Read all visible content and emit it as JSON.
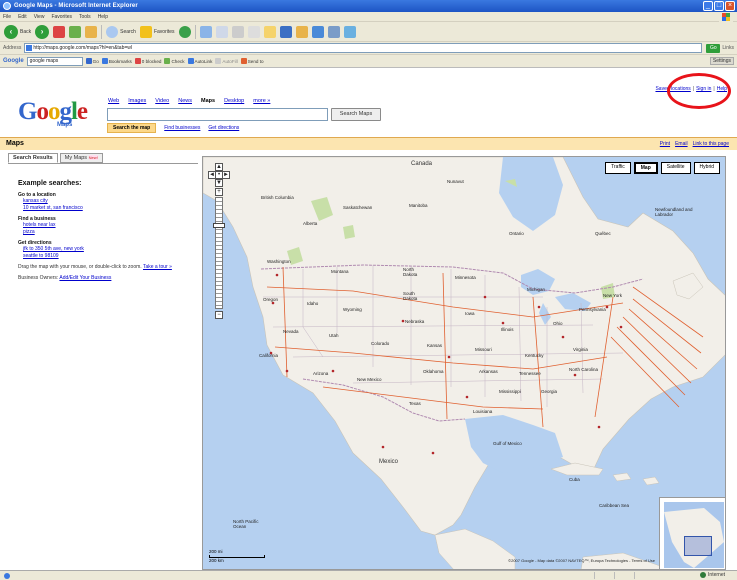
{
  "window": {
    "title": "Google Maps - Microsoft Internet Explorer"
  },
  "menubar": [
    "File",
    "Edit",
    "View",
    "Favorites",
    "Tools",
    "Help"
  ],
  "toolbar": {
    "back_label": "Back",
    "search_label": "Search",
    "favorites_label": "Favorites"
  },
  "address": {
    "label": "Address",
    "url": "http://maps.google.com/maps?hl=en&tab=wl",
    "go_label": "Go",
    "links_label": "Links"
  },
  "google_toolbar": {
    "brand": "Google",
    "query": "google maps",
    "items": [
      "Go",
      "Bookmarks",
      "0 blocked",
      "Check",
      "AutoLink",
      "AutoFill",
      "Send to",
      "Settings"
    ]
  },
  "header": {
    "links": [
      "Saved locations",
      "Sign in",
      "Help"
    ],
    "logo_letters": [
      "G",
      "o",
      "o",
      "g",
      "l",
      "e"
    ],
    "logo_sub": "Maps",
    "nav": [
      {
        "label": "Web",
        "active": false
      },
      {
        "label": "Images",
        "active": false
      },
      {
        "label": "Video",
        "active": false
      },
      {
        "label": "News",
        "active": false
      },
      {
        "label": "Maps",
        "active": true
      },
      {
        "label": "Desktop",
        "active": false
      },
      {
        "label": "more »",
        "active": false
      }
    ],
    "search_button": "Search Maps",
    "subtabs": [
      "Search the map",
      "Find businesses",
      "Get directions"
    ]
  },
  "maps_bar": {
    "title": "Maps",
    "actions": [
      "Print",
      "Email",
      "Link to this page"
    ]
  },
  "side": {
    "tabs": [
      "Search Results",
      "My Maps"
    ],
    "new_badge": "New!",
    "heading": "Example searches:",
    "sections": [
      {
        "title": "Go to a location",
        "links": [
          "kansas city",
          "10 market st, san francisco"
        ]
      },
      {
        "title": "Find a business",
        "links": [
          "hotels near lax",
          "pizza"
        ]
      },
      {
        "title": "Get directions",
        "links": [
          "jfk to 350 5th ave, new york",
          "seattle to 98109"
        ]
      }
    ],
    "drag_text": "Drag the map with your mouse, or double-click to zoom.",
    "tour_link": "Take a tour »",
    "owners_prefix": "Business Owners:",
    "owners_link": "Add/Edit Your Business"
  },
  "map": {
    "types": [
      {
        "label": "Traffic",
        "active": false
      },
      {
        "label": "Map",
        "active": true
      },
      {
        "label": "Satellite",
        "active": false
      },
      {
        "label": "Hybrid",
        "active": false
      }
    ],
    "scale": [
      "200 mi",
      "200 km"
    ],
    "copyright": "©2007 Google - Map data ©2007 NAVTEQ™, Europa Technologies - Terms of Use",
    "labels": {
      "canada": "Canada",
      "nunavut": "Nunavut",
      "bc": "British Columbia",
      "alberta": "Alberta",
      "saskatchewan": "Saskatchewan",
      "manitoba": "Manitoba",
      "ontario": "Ontario",
      "quebec": "Québec",
      "washington": "Washington",
      "oregon": "Oregon",
      "idaho": "Idaho",
      "montana": "Montana",
      "wyoming": "Wyoming",
      "north_dakota": "North Dakota",
      "south_dakota": "South Dakota",
      "minnesota": "Minnesota",
      "iowa": "Iowa",
      "nebraska": "Nebraska",
      "kansas": "Kansas",
      "missouri": "Missouri",
      "illinois": "Illinois",
      "colorado": "Colorado",
      "utah": "Utah",
      "nevada": "Nevada",
      "california": "California",
      "arizona": "Arizona",
      "new_mexico": "New Mexico",
      "texas": "Texas",
      "oklahoma": "Oklahoma",
      "arkansas": "Arkansas",
      "tennessee": "Tennessee",
      "kentucky": "Kentucky",
      "ohio": "Ohio",
      "pennsylvania": "Pennsylvania",
      "new_york": "New York",
      "virginia": "Virginia",
      "north_carolina": "North Carolina",
      "georgia": "Georgia",
      "mississippi": "Mississippi",
      "louisiana": "Louisiana",
      "michigan": "Michigan",
      "mexico": "Mexico",
      "gulf": "Gulf of Mexico",
      "cuba": "Cuba",
      "caribbean": "Caribbean Sea",
      "nfl": "Newfoundland and Labrador",
      "pacific": "North Pacific Ocean"
    }
  },
  "statusbar": {
    "zone": "Internet"
  },
  "colors": {
    "land": "#f2efe9",
    "water": "#b5d0f0",
    "park": "#c8dfa8",
    "border": "#b08ab0",
    "highway": "#e06030",
    "annotation": "#e8131a"
  }
}
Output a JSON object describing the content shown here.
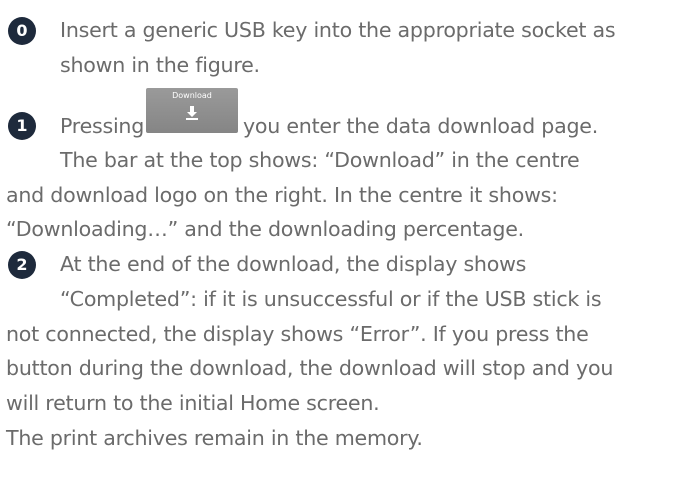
{
  "steps": [
    {
      "number": "0",
      "lines": [
        "Insert a generic USB key into the appropriate socket as",
        "shown in the figure."
      ]
    },
    {
      "number": "1",
      "prefix": "Pressing",
      "suffix": "you enter the data download page.",
      "lines": [
        "The bar at the top shows: “Download” in the centre",
        "and download logo on the right. In the centre it shows:",
        "“Downloading…” and the downloading percentage."
      ]
    },
    {
      "number": "2",
      "lines": [
        "At the end of the download, the display shows",
        "“Completed”: if it is unsuccessful or if the USB stick is",
        "not connected, the display shows “Error”. If you press the",
        "button during the download, the download will stop and you",
        "will return to the initial Home screen.",
        "The print archives remain in the memory."
      ]
    }
  ],
  "download_button": {
    "label": "Download",
    "icon": "download-arrow-icon"
  },
  "colors": {
    "text": "#6b6b6b",
    "badge": "#1e2a3c",
    "button": "#8e8e8e"
  }
}
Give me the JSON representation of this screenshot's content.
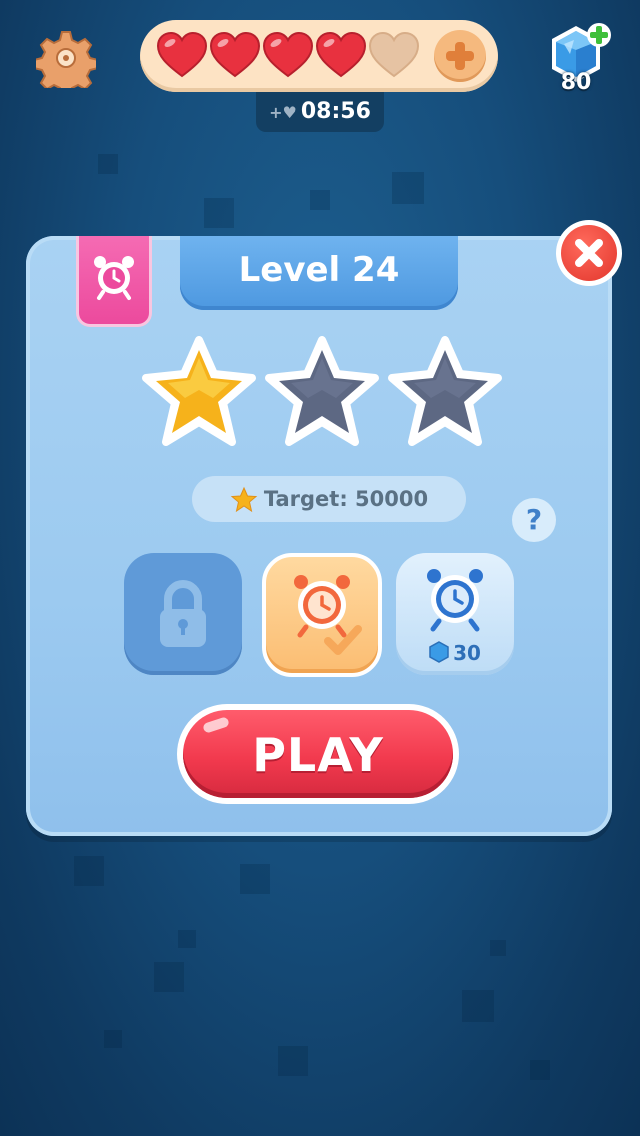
{
  "header": {
    "lives_full": 4,
    "lives_total": 5,
    "timer": "08:56",
    "gems": "80"
  },
  "level": {
    "title": "Level 24",
    "stars_earned": 1,
    "stars_total": 3,
    "target_label": "Target: 50000"
  },
  "boosters": [
    {
      "name": "locked",
      "state": "locked"
    },
    {
      "name": "alarm-clock",
      "state": "selected"
    },
    {
      "name": "alarm-clock-blue",
      "price": "30"
    }
  ],
  "help_label": "?",
  "play_label": "PLAY",
  "colors": {
    "heart": "#e8313f",
    "accent_red": "#f23a4e",
    "panel_blue": "#9ccaf0",
    "gold_star": "#f6b21b",
    "pink_ribbon": "#ec4a9d"
  }
}
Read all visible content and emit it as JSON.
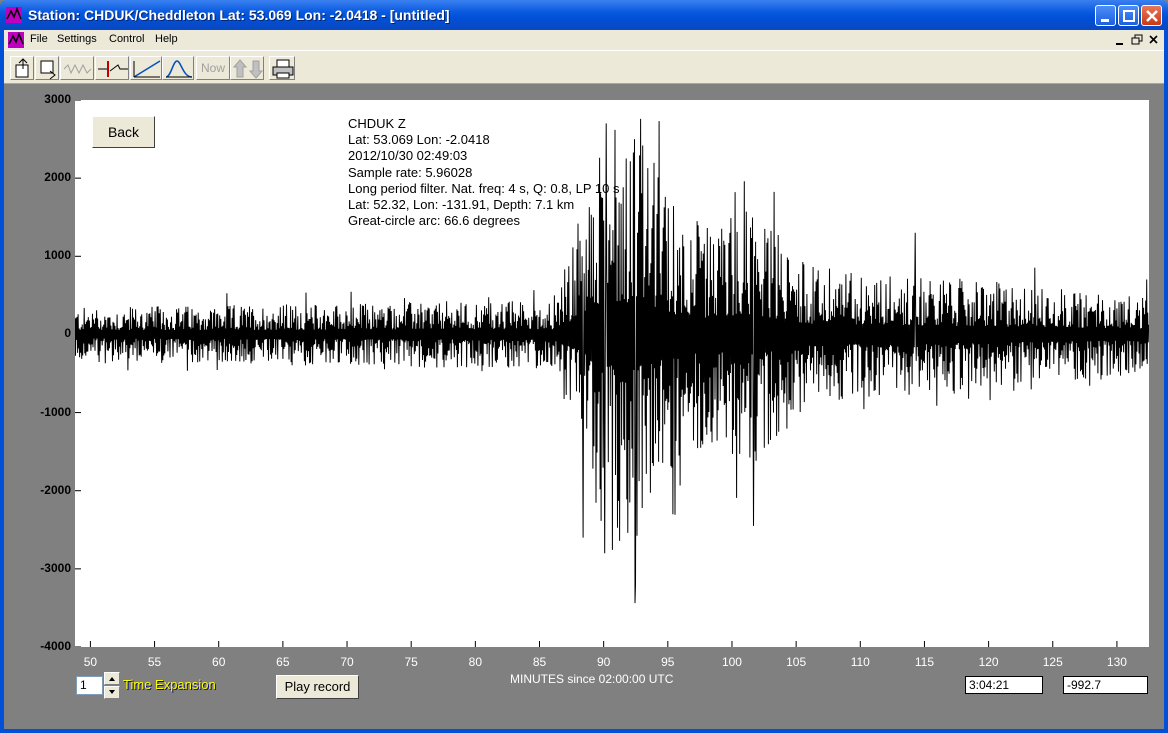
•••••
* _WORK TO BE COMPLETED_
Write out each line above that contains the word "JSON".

* _ANSWER AREA_
Read all visible content and emit it as JSON.
Output a JSON object describing the content shown here.
Give me the JSON representation of this screenshot's content.
Read all visible content and emit it as JSON.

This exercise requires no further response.